Occupying an impressive 1887 Neo-Palladian & Renaissance building (with some ultra-modern extensions), the museum's main feature is the "Singapore History Gallery", where the visitor walks pass dozens of beautifully designed life-size displays that replicate scenes from the city's past… Highly recommended!
Daily, 10am – 6pm (Singapore Living Galleries remain open until 8pm and admission is free during the last two hours). Website
The Raffles Hotel in Singapore
Next in line is The Raffles: One of the world's most classic hotels, where you can enjoy a sundowner at the famous Long Bar, where the Singapore Sling was invented, or opt for the more aristocratic Bar & Billiard Room, where Singapore's last tiger was shot.

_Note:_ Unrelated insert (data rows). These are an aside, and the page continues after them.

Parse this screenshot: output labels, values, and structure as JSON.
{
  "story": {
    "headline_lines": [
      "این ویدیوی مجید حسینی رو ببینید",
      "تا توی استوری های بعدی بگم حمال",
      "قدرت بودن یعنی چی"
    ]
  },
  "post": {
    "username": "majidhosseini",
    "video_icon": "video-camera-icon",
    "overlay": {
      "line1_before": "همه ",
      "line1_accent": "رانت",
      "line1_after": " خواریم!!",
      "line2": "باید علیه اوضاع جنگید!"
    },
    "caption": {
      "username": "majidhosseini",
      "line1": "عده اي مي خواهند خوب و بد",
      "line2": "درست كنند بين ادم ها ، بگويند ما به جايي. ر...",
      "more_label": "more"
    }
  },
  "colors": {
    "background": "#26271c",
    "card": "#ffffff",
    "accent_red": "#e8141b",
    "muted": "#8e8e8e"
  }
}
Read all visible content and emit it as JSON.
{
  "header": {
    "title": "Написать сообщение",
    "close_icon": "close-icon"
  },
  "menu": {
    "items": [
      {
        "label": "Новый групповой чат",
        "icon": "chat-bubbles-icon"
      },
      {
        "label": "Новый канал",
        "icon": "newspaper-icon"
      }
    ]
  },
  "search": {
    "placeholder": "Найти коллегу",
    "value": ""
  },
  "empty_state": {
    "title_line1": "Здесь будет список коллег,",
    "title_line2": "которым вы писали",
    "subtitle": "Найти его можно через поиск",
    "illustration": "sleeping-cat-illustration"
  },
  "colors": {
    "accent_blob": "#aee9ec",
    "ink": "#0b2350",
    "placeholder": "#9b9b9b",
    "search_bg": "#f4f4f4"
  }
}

"The grand old dame", as the Raffles is often called, has started its life as a rather humble 10-room colonial bungalow, back in 1887, but quickly became one of Southeast Asia's most glamorous hotels, attracting guests like Rudyard Kipling, Charlie Chaplin, Queen Elizabeth II and Elizabeth Taylor, just to name a few…
There is a small museum on the arcade's 3rd floor, where you can see nostalgic paraphernalia from the hotel's past (free), and a beautiful shop where you can purchase the hotel's vintage novelties.
You can enter Raffles Hotel from Bras Basah Road, 5 minutes' walk from CHIJMES.
If you still have the energy for more activities, you can wind up the day at the Singapore Flyer, or at Marina Bay Sands:
Singapore Flyer, the world’s current largest Ferris wheel soars 165 M (550 ft) above the city and affords stunning views of Singapore and its environs… The best time to ride it is at around 7pm, which is twilight time in Singapore almost all year around, but make sure visibility is fine, or else you are wasting your time and money (website).
Located at the shopping mall beneath the Singapore Flyer, Flight Experience's simulator is the closest you can get to flying a Boeing jet, without having a pilot's license. It's not a cheap pleasure, but the experience is hands down unforgettable (website).
Marina Bay Sands, Southeast Asia's newest and most popular mega-attraction, boasts an ostentatious casino (Singapore's first), a fantastic shopping mall and almost endless dining and entertainment options, although the real hoo-ha here is the Sands SkyPark - An enormous sky terrace that is perched across the three hotel skyscrapers, at a height of more than 200 metres (website).
24 hours a day / 7 days a week (lifts to Sands SkyPark run 10am - 10pm)
How to get there? Take the MRT from Bras Basah Station (next to CHIJMES / short walk from both Raffles Hotel, and National Museum of Singapore) and drop off at Promenade MRT (two stations away), which is directly linked to the Singapore Flyer.
Marina Bay Sands is directly linked to Bayfront MRT Station, which is one station ride from Promenade.
- Back to the Singapore Itinerary Planner